What the task requires:
Each line below needs to be returned exactly. Skip any picture.

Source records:
Content starts
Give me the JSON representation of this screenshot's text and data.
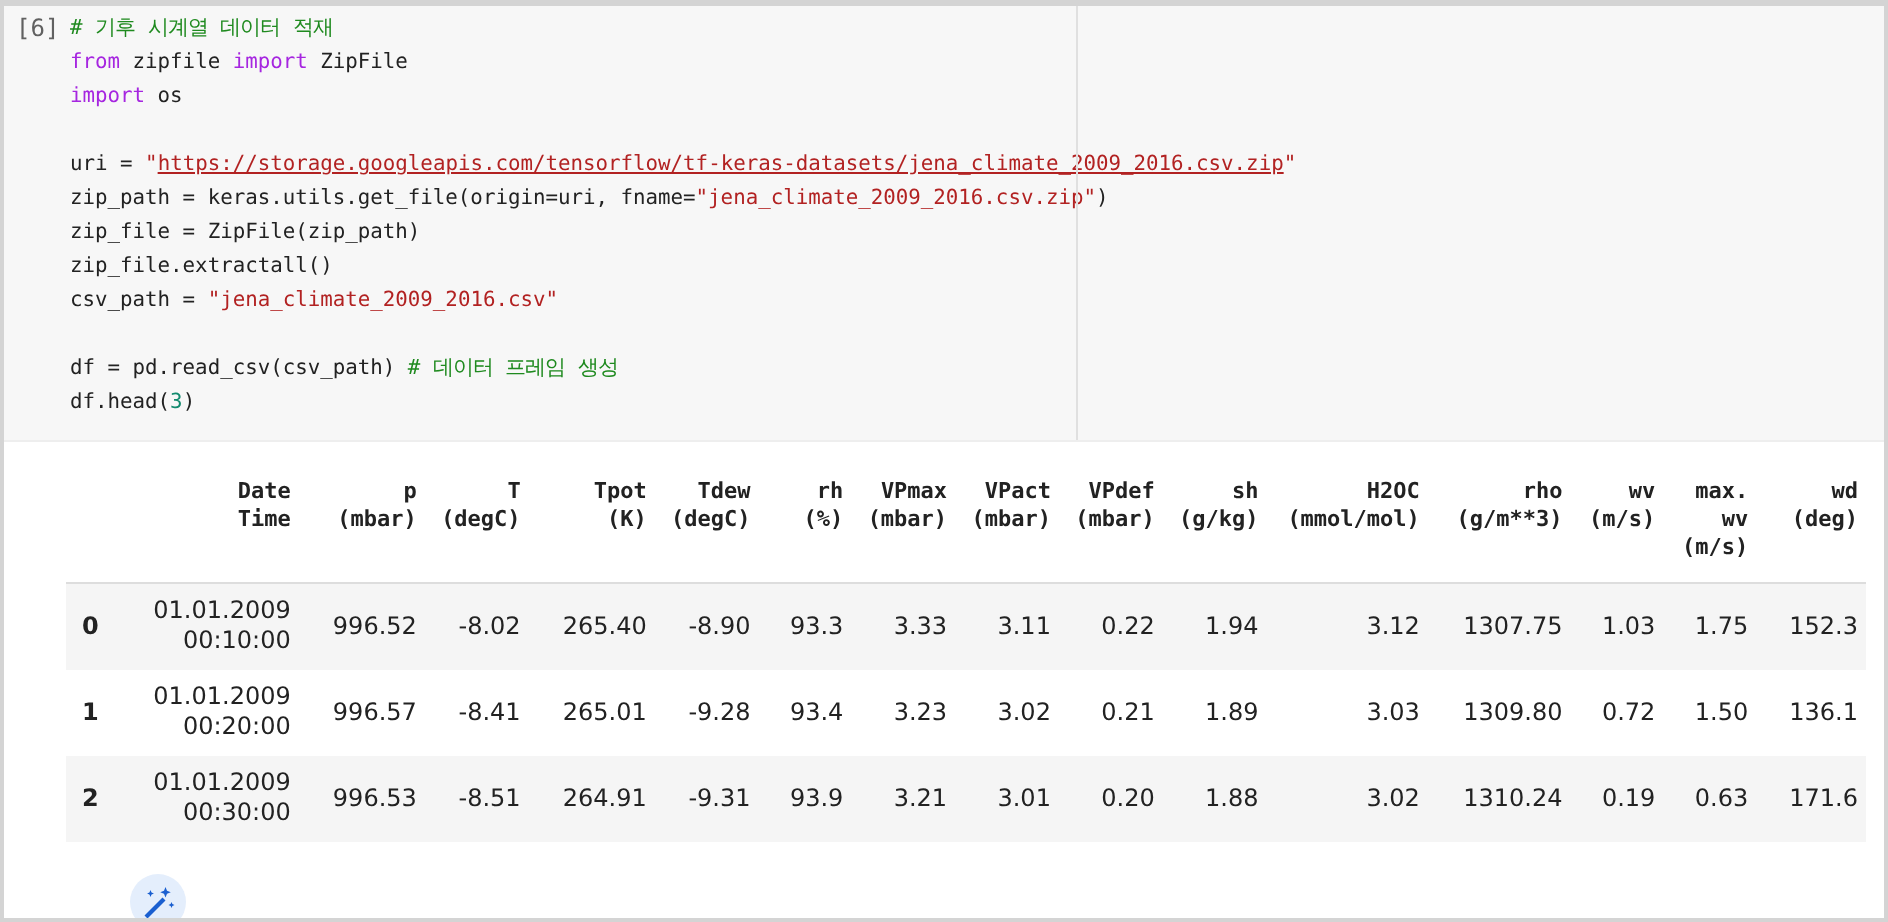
{
  "cell": {
    "execution_count": "[6]",
    "code_lines": [
      {
        "kind": "code",
        "tokens": [
          {
            "kind": "comment",
            "text": "# 기후 시계열 데이터 적재"
          }
        ]
      },
      {
        "kind": "code",
        "tokens": [
          {
            "kind": "keyword",
            "text": "from"
          },
          {
            "kind": "plain",
            "text": " zipfile "
          },
          {
            "kind": "keyword",
            "text": "import"
          },
          {
            "kind": "plain",
            "text": " ZipFile"
          }
        ]
      },
      {
        "kind": "code",
        "tokens": [
          {
            "kind": "keyword",
            "text": "import"
          },
          {
            "kind": "plain",
            "text": " os"
          }
        ]
      },
      {
        "kind": "blank"
      },
      {
        "kind": "code",
        "tokens": [
          {
            "kind": "plain",
            "text": "uri = "
          },
          {
            "kind": "string",
            "text": "\""
          },
          {
            "kind": "link",
            "text": "https://storage.googleapis.com/tensorflow/tf-keras-datasets/jena_climate_2009_2016.csv.zip"
          },
          {
            "kind": "string",
            "text": "\""
          }
        ]
      },
      {
        "kind": "code",
        "tokens": [
          {
            "kind": "plain",
            "text": "zip_path = keras.utils.get_file(origin=uri, fname="
          },
          {
            "kind": "string",
            "text": "\"jena_climate_2009_2016.csv.zip\""
          },
          {
            "kind": "plain",
            "text": ")"
          }
        ]
      },
      {
        "kind": "code",
        "tokens": [
          {
            "kind": "plain",
            "text": "zip_file = ZipFile(zip_path)"
          }
        ]
      },
      {
        "kind": "code",
        "tokens": [
          {
            "kind": "plain",
            "text": "zip_file.extractall()"
          }
        ]
      },
      {
        "kind": "code",
        "tokens": [
          {
            "kind": "plain",
            "text": "csv_path = "
          },
          {
            "kind": "string",
            "text": "\"jena_climate_2009_2016.csv\""
          }
        ]
      },
      {
        "kind": "blank"
      },
      {
        "kind": "code",
        "tokens": [
          {
            "kind": "plain",
            "text": "df = pd.read_csv(csv_path) "
          },
          {
            "kind": "comment",
            "text": "# 데이터 프레임 생성"
          }
        ]
      },
      {
        "kind": "code",
        "tokens": [
          {
            "kind": "plain",
            "text": "df.head("
          },
          {
            "kind": "number",
            "text": "3"
          },
          {
            "kind": "plain",
            "text": ")"
          }
        ]
      }
    ]
  },
  "table": {
    "columns": [
      {
        "lines": [
          "Date",
          "Time"
        ]
      },
      {
        "lines": [
          "p",
          "(mbar)"
        ]
      },
      {
        "lines": [
          "T",
          "(degC)"
        ]
      },
      {
        "lines": [
          "Tpot",
          "(K)"
        ]
      },
      {
        "lines": [
          "Tdew",
          "(degC)"
        ]
      },
      {
        "lines": [
          "rh",
          "(%)"
        ]
      },
      {
        "lines": [
          "VPmax",
          "(mbar)"
        ]
      },
      {
        "lines": [
          "VPact",
          "(mbar)"
        ]
      },
      {
        "lines": [
          "VPdef",
          "(mbar)"
        ]
      },
      {
        "lines": [
          "sh",
          "(g/kg)"
        ]
      },
      {
        "lines": [
          "H2OC",
          "(mmol/mol)"
        ]
      },
      {
        "lines": [
          "rho",
          "(g/m**3)"
        ]
      },
      {
        "lines": [
          "wv",
          "(m/s)"
        ]
      },
      {
        "lines": [
          "max.",
          "wv",
          "(m/s)"
        ]
      },
      {
        "lines": [
          "wd",
          "(deg)"
        ]
      }
    ],
    "rows": [
      {
        "index": "0",
        "cells": [
          [
            "01.01.2009",
            "00:10:00"
          ],
          "996.52",
          "-8.02",
          "265.40",
          "-8.90",
          "93.3",
          "3.33",
          "3.11",
          "0.22",
          "1.94",
          "3.12",
          "1307.75",
          "1.03",
          "1.75",
          "152.3"
        ]
      },
      {
        "index": "1",
        "cells": [
          [
            "01.01.2009",
            "00:20:00"
          ],
          "996.57",
          "-8.41",
          "265.01",
          "-9.28",
          "93.4",
          "3.23",
          "3.02",
          "0.21",
          "1.89",
          "3.03",
          "1309.80",
          "0.72",
          "1.50",
          "136.1"
        ]
      },
      {
        "index": "2",
        "cells": [
          [
            "01.01.2009",
            "00:30:00"
          ],
          "996.53",
          "-8.51",
          "264.91",
          "-9.31",
          "93.9",
          "3.21",
          "3.01",
          "0.20",
          "1.88",
          "3.02",
          "1310.24",
          "0.19",
          "0.63",
          "171.6"
        ]
      }
    ]
  }
}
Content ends
Expected answer:
Give me the JSON representation of this screenshot's text and data.
{
  "cell": {
    "execution_count": "[6]",
    "code_lines": [
      {
        "kind": "code",
        "tokens": [
          {
            "kind": "comment",
            "text": "# 기후 시계열 데이터 적재"
          }
        ]
      },
      {
        "kind": "code",
        "tokens": [
          {
            "kind": "keyword",
            "text": "from"
          },
          {
            "kind": "plain",
            "text": " zipfile "
          },
          {
            "kind": "keyword",
            "text": "import"
          },
          {
            "kind": "plain",
            "text": " ZipFile"
          }
        ]
      },
      {
        "kind": "code",
        "tokens": [
          {
            "kind": "keyword",
            "text": "import"
          },
          {
            "kind": "plain",
            "text": " os"
          }
        ]
      },
      {
        "kind": "blank"
      },
      {
        "kind": "code",
        "tokens": [
          {
            "kind": "plain",
            "text": "uri = "
          },
          {
            "kind": "string",
            "text": "\""
          },
          {
            "kind": "link",
            "text": "https://storage.googleapis.com/tensorflow/tf-keras-datasets/jena_climate_2009_2016.csv.zip"
          },
          {
            "kind": "string",
            "text": "\""
          }
        ]
      },
      {
        "kind": "code",
        "tokens": [
          {
            "kind": "plain",
            "text": "zip_path = keras.utils.get_file(origin=uri, fname="
          },
          {
            "kind": "string",
            "text": "\"jena_climate_2009_2016.csv.zip\""
          },
          {
            "kind": "plain",
            "text": ")"
          }
        ]
      },
      {
        "kind": "code",
        "tokens": [
          {
            "kind": "plain",
            "text": "zip_file = ZipFile(zip_path)"
          }
        ]
      },
      {
        "kind": "code",
        "tokens": [
          {
            "kind": "plain",
            "text": "zip_file.extractall()"
          }
        ]
      },
      {
        "kind": "code",
        "tokens": [
          {
            "kind": "plain",
            "text": "csv_path = "
          },
          {
            "kind": "string",
            "text": "\"jena_climate_2009_2016.csv\""
          }
        ]
      },
      {
        "kind": "blank"
      },
      {
        "kind": "code",
        "tokens": [
          {
            "kind": "plain",
            "text": "df = pd.read_csv(csv_path) "
          },
          {
            "kind": "comment",
            "text": "# 데이터 프레임 생성"
          }
        ]
      },
      {
        "kind": "code",
        "tokens": [
          {
            "kind": "plain",
            "text": "df.head("
          },
          {
            "kind": "number",
            "text": "3"
          },
          {
            "kind": "plain",
            "text": ")"
          }
        ]
      }
    ]
  },
  "table": {
    "columns": [
      {
        "lines": [
          "Date",
          "Time"
        ]
      },
      {
        "lines": [
          "p",
          "(mbar)"
        ]
      },
      {
        "lines": [
          "T",
          "(degC)"
        ]
      },
      {
        "lines": [
          "Tpot",
          "(K)"
        ]
      },
      {
        "lines": [
          "Tdew",
          "(degC)"
        ]
      },
      {
        "lines": [
          "rh",
          "(%)"
        ]
      },
      {
        "lines": [
          "VPmax",
          "(mbar)"
        ]
      },
      {
        "lines": [
          "VPact",
          "(mbar)"
        ]
      },
      {
        "lines": [
          "VPdef",
          "(mbar)"
        ]
      },
      {
        "lines": [
          "sh",
          "(g/kg)"
        ]
      },
      {
        "lines": [
          "H2OC",
          "(mmol/mol)"
        ]
      },
      {
        "lines": [
          "rho",
          "(g/m**3)"
        ]
      },
      {
        "lines": [
          "wv",
          "(m/s)"
        ]
      },
      {
        "lines": [
          "max.",
          "wv",
          "(m/s)"
        ]
      },
      {
        "lines": [
          "wd",
          "(deg)"
        ]
      }
    ],
    "rows": [
      {
        "index": "0",
        "cells": [
          [
            "01.01.2009",
            "00:10:00"
          ],
          "996.52",
          "-8.02",
          "265.40",
          "-8.90",
          "93.3",
          "3.33",
          "3.11",
          "0.22",
          "1.94",
          "3.12",
          "1307.75",
          "1.03",
          "1.75",
          "152.3"
        ]
      },
      {
        "index": "1",
        "cells": [
          [
            "01.01.2009",
            "00:20:00"
          ],
          "996.57",
          "-8.41",
          "265.01",
          "-9.28",
          "93.4",
          "3.23",
          "3.02",
          "0.21",
          "1.89",
          "3.03",
          "1309.80",
          "0.72",
          "1.50",
          "136.1"
        ]
      },
      {
        "index": "2",
        "cells": [
          [
            "01.01.2009",
            "00:30:00"
          ],
          "996.53",
          "-8.51",
          "264.91",
          "-9.31",
          "93.9",
          "3.21",
          "3.01",
          "0.20",
          "1.88",
          "3.02",
          "1310.24",
          "0.19",
          "0.63",
          "171.6"
        ]
      }
    ]
  }
}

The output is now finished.